"The tendency to assimilate others' discourse takes on an even deeper and more basic significance in an individual's ideological becoming, in the most fundamental sense. Another's discourse. . . strives rather to determine the very bases of our ideological interrelations with the world, the very basis of our behavior; it performs here as authoritative discourse, and an internally persuasive discourse. . . the struggle and dialogic interrelationship of these categories of ideological discourse are what usually determine the history of an individual ideological consciousness."
". . . authoritative discourse permits no play with the context framing it, no play with its borders, no gradual and flexible transitions, no spontaneously creative stylizing variants on it. . . one must either totally affirm it, or totally reject it."
--The Dialogic Imagination 341-43

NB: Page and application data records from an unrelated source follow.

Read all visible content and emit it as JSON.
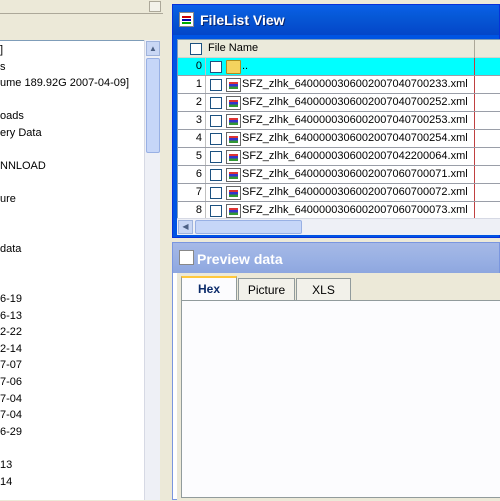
{
  "tree": {
    "lines": [
      {
        "text": "]"
      },
      {
        "text": "s"
      },
      {
        "text": "ume 189.92G 2007-04-09]"
      },
      {
        "text": ""
      },
      {
        "text": "oads"
      },
      {
        "text": "ery Data"
      },
      {
        "text": ""
      },
      {
        "text": "NNLOAD"
      },
      {
        "text": ""
      },
      {
        "text": "ure"
      },
      {
        "text": ""
      },
      {
        "text": ""
      },
      {
        "text": " data"
      },
      {
        "text": ""
      },
      {
        "text": ""
      },
      {
        "text": "6-19"
      },
      {
        "text": "6-13"
      },
      {
        "text": "2-22"
      },
      {
        "text": "2-14"
      },
      {
        "text": "7-07"
      },
      {
        "text": "7-06"
      },
      {
        "text": "7-04"
      },
      {
        "text": "7-04"
      },
      {
        "text": "6-29"
      },
      {
        "text": ""
      },
      {
        "text": "13"
      },
      {
        "text": "14"
      }
    ]
  },
  "filelist": {
    "title": "FileList View",
    "column_header": "File Name",
    "rows": [
      {
        "num": "0",
        "name": "..",
        "type": "folder",
        "selected": true
      },
      {
        "num": "1",
        "name": "SFZ_zlhk_640000030600200704070023​3.xml",
        "type": "xml"
      },
      {
        "num": "2",
        "name": "SFZ_zlhk_6400000306002007040700252.xml",
        "type": "xml"
      },
      {
        "num": "3",
        "name": "SFZ_zlhk_6400000306002007040700253.xml",
        "type": "xml"
      },
      {
        "num": "4",
        "name": "SFZ_zlhk_6400000306002007040700254.xml",
        "type": "xml"
      },
      {
        "num": "5",
        "name": "SFZ_zlhk_6400000306002007042200064.xml",
        "type": "xml"
      },
      {
        "num": "6",
        "name": "SFZ_zlhk_6400000306002007060700071.xml",
        "type": "xml"
      },
      {
        "num": "7",
        "name": "SFZ_zlhk_6400000306002007060700072.xml",
        "type": "xml"
      },
      {
        "num": "8",
        "name": "SFZ_zlhk_6400000306002007060700073.xml",
        "type": "xml"
      }
    ]
  },
  "preview": {
    "title": "Preview data",
    "tabs": [
      {
        "label": "Hex",
        "active": true
      },
      {
        "label": "Picture",
        "active": false
      },
      {
        "label": "XLS",
        "active": false
      }
    ]
  }
}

Despite the celebratory attitude taken toward the hypertext reader's agency in affecting meaning by varying context, there is another face of Bahktin that needs to be explored. One might ask, "Does context control the reader and reading experience in any extent?" If you will recall, meaning can only be ascertained in the socio-ideological capacity: that is to say, context plays a powerful hand in affecting not only the signifier's expression of its object, but also how the signified object itself is first conceived. Then added is the notion that people absorb pervading ideologies and use them to develop a sense of individual consciousness. How would a reader be any less affected when being presented with a multitude of ideologically informed voices? Accepting Bahktin's contention that identity is only the final manifestation of a congeries of external belief systems and thinking patterns, assimilated into the self, how is it that the heteroglot, ideological text refutes consumption and invites interpretive play? "Authoritative discourse" attests to the totalizing power of some discourses inhabiting the texts people read. It is distanced and self-enclosed, tending to position itself at the top of a discursive hierarchy that it constructs. According to Bahktin, "it demands our unconditional allegiance." This should indicate a certain readerly vulnerability to the text. Our beliefs and our manner of making sense out of the world are conditioned by texts to some degree. The question then stands: in the face of the ideological monolith, how can we salvage individual creativity? How can we account for uniquely ordained convictions and interpretations that turn up in response to literature and social life?